News + Opinion » Editorial

Tar struck

Is Alberta the economic engine of Canada or the beginning of the end of a climate-changed world?


1 comment

Were those really beads of sweat glistening on Pete Mansbridge's polished pate last Wednesday? The CBC TV anchor had worked himself into a lather on the eve of a presidential stopover in Ottawa. "What's at stake when Barack Obama knocks on Stephen Harper's door?" Mansbridge bellowed. "This meeting is unlike any other in recent memory in Canada and what comes out of it could affect things in both countries for years to come." Not to be outdone, Ottawa bureau chief Keith Boag compared the Obama-Harper tete-a-tete to a romantic rendezvous. "The most important thing tomorrow is for the leaders to find the chemistry to develop a strong relationship---something like a first date."

After that set-up, the presidential visit seemed anticlimactic. The highlight came when a smiling Obama waved from behind bullet-proof glass to well-wishers on Parliament Hill. Things went downhill from there.
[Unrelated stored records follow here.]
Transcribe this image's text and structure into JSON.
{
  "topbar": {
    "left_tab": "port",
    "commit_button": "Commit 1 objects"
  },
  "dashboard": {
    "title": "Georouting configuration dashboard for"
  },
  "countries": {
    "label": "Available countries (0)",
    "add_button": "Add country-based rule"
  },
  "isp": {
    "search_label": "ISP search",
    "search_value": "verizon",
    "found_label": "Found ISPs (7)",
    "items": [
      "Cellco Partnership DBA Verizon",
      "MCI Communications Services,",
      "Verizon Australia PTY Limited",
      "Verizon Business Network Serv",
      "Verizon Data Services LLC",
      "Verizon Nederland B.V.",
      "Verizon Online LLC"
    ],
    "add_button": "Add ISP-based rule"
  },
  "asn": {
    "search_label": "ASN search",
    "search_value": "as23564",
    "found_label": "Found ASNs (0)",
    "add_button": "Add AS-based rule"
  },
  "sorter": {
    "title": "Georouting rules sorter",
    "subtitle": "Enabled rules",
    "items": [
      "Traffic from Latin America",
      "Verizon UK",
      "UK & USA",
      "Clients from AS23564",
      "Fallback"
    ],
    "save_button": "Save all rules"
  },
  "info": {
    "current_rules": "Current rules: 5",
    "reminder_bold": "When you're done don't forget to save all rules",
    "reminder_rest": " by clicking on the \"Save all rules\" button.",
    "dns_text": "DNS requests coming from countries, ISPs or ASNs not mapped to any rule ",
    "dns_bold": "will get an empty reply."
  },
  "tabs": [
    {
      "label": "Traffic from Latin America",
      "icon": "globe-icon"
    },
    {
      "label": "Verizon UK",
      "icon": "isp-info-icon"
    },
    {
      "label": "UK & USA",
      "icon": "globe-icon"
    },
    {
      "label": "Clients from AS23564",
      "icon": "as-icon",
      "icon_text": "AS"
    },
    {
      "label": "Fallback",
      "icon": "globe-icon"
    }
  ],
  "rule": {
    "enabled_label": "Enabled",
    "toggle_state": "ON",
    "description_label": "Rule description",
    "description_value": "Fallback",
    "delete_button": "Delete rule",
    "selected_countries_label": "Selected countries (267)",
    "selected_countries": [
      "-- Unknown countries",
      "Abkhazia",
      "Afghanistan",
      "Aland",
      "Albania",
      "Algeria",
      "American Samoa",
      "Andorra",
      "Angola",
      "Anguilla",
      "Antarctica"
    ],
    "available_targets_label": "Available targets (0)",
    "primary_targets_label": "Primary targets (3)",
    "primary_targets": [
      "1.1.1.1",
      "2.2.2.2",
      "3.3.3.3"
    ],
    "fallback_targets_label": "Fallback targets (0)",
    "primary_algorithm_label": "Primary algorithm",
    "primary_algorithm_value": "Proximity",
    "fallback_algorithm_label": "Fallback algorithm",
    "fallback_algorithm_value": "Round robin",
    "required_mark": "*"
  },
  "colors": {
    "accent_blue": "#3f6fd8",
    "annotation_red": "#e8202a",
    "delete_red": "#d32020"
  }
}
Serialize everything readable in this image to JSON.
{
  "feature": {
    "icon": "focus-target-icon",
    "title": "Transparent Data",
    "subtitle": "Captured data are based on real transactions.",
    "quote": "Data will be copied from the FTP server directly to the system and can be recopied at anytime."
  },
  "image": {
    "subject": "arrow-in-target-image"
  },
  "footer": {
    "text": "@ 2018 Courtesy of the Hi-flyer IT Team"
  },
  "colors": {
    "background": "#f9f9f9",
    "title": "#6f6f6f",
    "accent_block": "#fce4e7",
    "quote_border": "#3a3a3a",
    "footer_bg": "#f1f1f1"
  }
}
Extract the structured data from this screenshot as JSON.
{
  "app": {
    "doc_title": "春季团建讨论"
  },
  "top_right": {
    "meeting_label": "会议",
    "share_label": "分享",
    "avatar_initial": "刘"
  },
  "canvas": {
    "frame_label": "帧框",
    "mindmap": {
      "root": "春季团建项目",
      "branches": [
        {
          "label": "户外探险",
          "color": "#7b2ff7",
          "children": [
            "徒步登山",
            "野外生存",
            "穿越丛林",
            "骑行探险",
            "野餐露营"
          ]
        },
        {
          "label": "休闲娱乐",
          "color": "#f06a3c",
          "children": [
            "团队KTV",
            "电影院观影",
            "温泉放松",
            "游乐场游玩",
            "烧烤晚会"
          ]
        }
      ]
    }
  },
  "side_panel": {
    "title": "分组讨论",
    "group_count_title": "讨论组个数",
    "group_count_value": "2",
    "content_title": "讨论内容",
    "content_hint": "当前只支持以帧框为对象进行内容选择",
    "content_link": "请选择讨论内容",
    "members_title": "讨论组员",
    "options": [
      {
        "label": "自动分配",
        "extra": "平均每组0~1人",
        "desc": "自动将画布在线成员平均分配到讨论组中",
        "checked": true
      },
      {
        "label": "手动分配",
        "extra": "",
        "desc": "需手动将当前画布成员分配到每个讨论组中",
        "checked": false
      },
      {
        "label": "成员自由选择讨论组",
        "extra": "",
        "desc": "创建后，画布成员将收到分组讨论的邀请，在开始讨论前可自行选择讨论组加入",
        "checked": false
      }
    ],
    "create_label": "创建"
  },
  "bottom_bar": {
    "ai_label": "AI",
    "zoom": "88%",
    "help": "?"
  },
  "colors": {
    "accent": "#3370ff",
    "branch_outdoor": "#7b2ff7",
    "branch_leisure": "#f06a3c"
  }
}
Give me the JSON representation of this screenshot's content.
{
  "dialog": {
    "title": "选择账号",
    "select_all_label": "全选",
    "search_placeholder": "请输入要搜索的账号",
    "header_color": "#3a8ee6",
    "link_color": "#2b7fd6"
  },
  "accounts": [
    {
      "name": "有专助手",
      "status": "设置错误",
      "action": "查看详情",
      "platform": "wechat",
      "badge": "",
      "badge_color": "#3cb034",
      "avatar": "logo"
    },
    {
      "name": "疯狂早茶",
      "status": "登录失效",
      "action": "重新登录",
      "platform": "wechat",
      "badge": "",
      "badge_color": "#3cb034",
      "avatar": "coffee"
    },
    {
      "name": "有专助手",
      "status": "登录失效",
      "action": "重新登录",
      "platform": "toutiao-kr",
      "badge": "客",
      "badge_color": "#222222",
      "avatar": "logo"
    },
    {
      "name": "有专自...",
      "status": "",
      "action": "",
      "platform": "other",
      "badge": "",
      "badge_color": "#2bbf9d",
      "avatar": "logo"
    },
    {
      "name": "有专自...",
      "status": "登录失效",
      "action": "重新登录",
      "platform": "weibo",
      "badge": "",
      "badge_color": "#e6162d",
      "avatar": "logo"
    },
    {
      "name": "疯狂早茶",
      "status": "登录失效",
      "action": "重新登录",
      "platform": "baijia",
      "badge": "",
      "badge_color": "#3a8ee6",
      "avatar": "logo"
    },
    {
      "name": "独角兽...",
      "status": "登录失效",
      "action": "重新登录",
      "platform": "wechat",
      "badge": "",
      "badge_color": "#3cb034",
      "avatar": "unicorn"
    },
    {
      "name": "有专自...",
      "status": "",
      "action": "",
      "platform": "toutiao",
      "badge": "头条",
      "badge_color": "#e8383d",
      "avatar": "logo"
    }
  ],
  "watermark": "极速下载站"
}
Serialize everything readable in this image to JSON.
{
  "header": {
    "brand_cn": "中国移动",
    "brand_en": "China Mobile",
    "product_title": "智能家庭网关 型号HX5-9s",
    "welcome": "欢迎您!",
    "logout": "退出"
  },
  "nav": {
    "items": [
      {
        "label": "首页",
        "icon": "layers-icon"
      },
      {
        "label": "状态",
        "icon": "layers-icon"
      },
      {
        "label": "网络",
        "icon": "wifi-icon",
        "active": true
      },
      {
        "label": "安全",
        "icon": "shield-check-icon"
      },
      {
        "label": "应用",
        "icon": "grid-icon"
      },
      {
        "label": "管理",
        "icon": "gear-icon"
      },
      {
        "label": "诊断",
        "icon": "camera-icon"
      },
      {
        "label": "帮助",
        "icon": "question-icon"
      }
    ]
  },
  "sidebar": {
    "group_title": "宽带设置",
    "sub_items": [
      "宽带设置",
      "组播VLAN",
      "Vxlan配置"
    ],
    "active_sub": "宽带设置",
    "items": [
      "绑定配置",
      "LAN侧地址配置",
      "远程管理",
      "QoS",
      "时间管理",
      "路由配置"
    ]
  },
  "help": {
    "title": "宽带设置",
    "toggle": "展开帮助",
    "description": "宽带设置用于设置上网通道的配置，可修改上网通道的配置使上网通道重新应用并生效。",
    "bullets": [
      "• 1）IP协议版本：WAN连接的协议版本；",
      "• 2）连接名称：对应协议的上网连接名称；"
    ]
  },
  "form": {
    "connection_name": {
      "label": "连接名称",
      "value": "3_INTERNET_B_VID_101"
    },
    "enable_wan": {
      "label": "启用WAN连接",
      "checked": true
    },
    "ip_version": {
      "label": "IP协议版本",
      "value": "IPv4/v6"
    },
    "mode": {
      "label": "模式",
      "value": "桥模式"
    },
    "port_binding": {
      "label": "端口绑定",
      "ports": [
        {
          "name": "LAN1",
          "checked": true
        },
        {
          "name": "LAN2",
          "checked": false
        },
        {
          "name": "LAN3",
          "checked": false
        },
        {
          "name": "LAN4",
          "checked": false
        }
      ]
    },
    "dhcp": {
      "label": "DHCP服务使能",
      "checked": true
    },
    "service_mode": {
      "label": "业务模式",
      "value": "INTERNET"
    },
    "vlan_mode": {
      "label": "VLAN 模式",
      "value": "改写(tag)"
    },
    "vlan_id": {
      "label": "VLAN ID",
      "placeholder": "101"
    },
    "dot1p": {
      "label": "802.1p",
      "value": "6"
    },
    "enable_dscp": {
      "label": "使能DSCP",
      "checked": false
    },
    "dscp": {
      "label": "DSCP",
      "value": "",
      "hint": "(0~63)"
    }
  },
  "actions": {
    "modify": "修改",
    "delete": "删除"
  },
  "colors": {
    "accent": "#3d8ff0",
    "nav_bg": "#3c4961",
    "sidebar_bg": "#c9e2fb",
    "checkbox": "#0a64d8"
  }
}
After lunching on Arctic char and Plains bison, the two leaders announced "a new initiative." Yes, "a clean-energy dialogue" to come up with what Harper called "clean-energy science and technologies that will reduce greenhouse gases." Obama mentioned research to advance "carbon reduction technologies" and to "support the development of an electric grid that can help deliver the clean and renewable energy of the future." Nothing wrong with that, I suppose, but hardly as earth-shattering as Perspiring Pete promised.

And that's what I hate about these contrived PR events. Prominent journalists may fantasize about momentous decisions and romantic chemistry, but events like this are really about slogans and spin. When a reporter referred indirectly, for example, to Obama's pledge to wean the US off dirty oil such as the 780,000 barrels a day it imports from western Canadian tar sands, the new president expertly dodged that part of her question and skated smoothly back to his clean-energy message track. He began by observing that the US also depends on its own dirty coal. "And if we can figure out how to capture the carbon, that would make an enormous difference in how we operate," he added. "Right now the technologies are at least not cost-effective. So my expectation is, is that this clean-energy dialogue will move us in the right direction."

Obama's techno-babble about capturing carbon, cost-effective technologies and a clean-energy dialogue conjures up no troubling images of belching tar sands smoke stacks and pillaged forests. Tar sands oil production emits three times more greenhouse gases than conventional oil and threatens the destruction of a wilderness the size of all three Maritime provinces. As Obama himself knows, tar sands production is driven by an insatiable American thirst for oil. Journalist Andrew Nikiforuk points out in his recent book on the tar sands that with only five percent of the world's population, the US consumes 25 percent of its oil. And thanks to the tar sands, Canada has now become its biggest foreign supplier. "Canadian crude now accounts for nearly one-fifth of all US oil imports," Nikiforuk writes. "If development continues unabated, Canada will soon provide the fading US empire with nearly a third of its oil."

Stephen Harper, a global warming skeptic, boasts that the tar sands have helped make Canada an energy superpower. Harper is not about to interfere with the juggernaut of tar sands development, which he compares to "the building of the pyramids or China's Great Wall." Obama meanwhile, is stuck between the rock of American oil consumption and the hard place of environmental catastrophe. To make real change, he must persuade a fractious Congress, a vociferous right-wing media and a distracted and confused public that dirty oil is not worth its steep environmental price. In that daunting endeavour, a clean-energy dialogue with Stephen Harper will achieve sweet fuck all. Obama needs a strong push from his allies in the environmental movement. Otherwise he's stuck in the middle of a toxic Alberta sludge pond without a paddle.

Is Alberta the economic engine of Canada or the beginning of the end of a climate-changed world? Let me know at


Showing 1-1 of 1


Add a comment

Remember, it's entirely possible to disagree without spiralling into a thread of negativity and personal attacks. We have the right to remove (and you have the right to report) any comments that go against our policy.